━━━ GIVEN RECORDS

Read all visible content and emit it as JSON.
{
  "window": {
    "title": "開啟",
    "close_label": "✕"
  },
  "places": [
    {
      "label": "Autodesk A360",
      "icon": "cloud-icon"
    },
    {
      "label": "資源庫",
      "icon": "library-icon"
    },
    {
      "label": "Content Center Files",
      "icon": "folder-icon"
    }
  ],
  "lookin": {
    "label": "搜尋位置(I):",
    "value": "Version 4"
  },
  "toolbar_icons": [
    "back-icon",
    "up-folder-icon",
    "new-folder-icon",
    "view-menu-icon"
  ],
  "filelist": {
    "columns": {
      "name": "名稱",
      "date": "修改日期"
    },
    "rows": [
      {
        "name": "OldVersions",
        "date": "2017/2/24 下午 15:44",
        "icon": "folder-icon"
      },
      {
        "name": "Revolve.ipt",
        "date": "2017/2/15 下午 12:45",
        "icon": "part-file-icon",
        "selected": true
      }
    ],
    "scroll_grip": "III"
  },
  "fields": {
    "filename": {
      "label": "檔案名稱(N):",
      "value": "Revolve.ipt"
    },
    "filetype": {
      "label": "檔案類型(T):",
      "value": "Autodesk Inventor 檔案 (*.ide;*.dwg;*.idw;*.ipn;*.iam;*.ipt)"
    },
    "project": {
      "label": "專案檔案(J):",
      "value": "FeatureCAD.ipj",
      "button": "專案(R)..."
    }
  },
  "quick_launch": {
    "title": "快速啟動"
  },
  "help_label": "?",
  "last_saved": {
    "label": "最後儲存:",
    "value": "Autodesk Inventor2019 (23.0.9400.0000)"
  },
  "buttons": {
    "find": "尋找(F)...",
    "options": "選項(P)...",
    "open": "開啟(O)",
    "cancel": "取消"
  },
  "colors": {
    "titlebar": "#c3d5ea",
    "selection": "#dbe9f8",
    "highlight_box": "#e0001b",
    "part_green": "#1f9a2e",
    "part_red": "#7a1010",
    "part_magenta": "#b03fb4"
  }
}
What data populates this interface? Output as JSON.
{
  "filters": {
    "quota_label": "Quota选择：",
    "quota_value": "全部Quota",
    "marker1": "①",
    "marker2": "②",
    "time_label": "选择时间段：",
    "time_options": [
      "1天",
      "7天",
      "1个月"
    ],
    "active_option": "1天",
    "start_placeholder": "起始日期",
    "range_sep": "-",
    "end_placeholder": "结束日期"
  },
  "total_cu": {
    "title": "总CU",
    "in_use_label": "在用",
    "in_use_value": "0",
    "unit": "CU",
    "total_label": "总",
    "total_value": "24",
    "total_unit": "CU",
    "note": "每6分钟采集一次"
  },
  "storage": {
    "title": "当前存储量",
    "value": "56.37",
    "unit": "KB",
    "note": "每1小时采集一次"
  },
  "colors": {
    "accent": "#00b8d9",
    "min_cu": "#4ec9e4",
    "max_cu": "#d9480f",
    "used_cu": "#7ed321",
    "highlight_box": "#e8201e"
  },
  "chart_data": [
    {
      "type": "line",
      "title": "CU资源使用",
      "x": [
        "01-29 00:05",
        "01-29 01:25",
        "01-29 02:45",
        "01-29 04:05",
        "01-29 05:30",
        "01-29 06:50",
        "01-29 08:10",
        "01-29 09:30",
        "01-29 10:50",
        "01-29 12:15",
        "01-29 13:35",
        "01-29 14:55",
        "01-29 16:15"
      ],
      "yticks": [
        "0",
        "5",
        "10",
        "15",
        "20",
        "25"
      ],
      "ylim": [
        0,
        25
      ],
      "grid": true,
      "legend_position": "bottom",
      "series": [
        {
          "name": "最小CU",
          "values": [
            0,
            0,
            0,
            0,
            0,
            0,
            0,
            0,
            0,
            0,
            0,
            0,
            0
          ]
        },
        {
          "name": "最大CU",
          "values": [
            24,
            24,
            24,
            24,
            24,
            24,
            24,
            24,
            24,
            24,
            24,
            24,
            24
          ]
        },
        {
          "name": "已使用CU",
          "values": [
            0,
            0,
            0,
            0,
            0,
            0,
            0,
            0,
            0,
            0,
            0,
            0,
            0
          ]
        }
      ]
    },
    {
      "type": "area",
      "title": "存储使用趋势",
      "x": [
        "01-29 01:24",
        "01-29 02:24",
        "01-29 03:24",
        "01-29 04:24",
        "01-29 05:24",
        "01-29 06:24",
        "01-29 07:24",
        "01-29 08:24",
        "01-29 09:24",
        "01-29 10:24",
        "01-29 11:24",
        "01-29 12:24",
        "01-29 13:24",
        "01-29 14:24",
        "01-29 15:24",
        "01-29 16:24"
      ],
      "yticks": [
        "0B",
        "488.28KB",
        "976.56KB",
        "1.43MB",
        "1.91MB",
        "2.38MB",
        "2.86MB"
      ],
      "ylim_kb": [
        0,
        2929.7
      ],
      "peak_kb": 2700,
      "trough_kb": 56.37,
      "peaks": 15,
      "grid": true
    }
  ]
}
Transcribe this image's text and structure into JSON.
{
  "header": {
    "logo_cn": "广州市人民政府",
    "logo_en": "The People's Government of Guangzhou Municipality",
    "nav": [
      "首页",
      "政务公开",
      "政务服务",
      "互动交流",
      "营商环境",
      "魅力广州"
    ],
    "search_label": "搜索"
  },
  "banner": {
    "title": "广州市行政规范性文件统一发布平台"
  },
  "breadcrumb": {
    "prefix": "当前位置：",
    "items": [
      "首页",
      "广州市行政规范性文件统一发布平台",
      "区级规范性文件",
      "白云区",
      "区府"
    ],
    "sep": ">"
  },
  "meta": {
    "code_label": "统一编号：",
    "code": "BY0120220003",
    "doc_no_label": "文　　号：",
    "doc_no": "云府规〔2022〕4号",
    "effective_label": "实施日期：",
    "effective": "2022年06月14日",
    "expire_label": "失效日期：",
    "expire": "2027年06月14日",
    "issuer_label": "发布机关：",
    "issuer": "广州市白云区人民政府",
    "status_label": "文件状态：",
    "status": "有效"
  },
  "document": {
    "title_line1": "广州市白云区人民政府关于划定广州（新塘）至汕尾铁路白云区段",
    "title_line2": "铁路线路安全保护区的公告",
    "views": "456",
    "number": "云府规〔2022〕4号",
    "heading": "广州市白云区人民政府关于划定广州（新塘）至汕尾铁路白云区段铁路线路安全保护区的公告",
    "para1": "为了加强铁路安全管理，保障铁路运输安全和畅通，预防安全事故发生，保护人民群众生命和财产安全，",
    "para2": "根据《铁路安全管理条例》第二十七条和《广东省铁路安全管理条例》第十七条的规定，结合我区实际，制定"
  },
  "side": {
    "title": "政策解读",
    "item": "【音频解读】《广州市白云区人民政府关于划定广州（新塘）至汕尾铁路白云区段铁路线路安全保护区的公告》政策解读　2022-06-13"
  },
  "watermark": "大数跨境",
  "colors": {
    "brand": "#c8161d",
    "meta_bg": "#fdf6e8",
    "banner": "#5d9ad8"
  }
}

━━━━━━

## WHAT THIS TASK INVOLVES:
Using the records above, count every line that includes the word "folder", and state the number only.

## EXERCISE RESPONSE:
4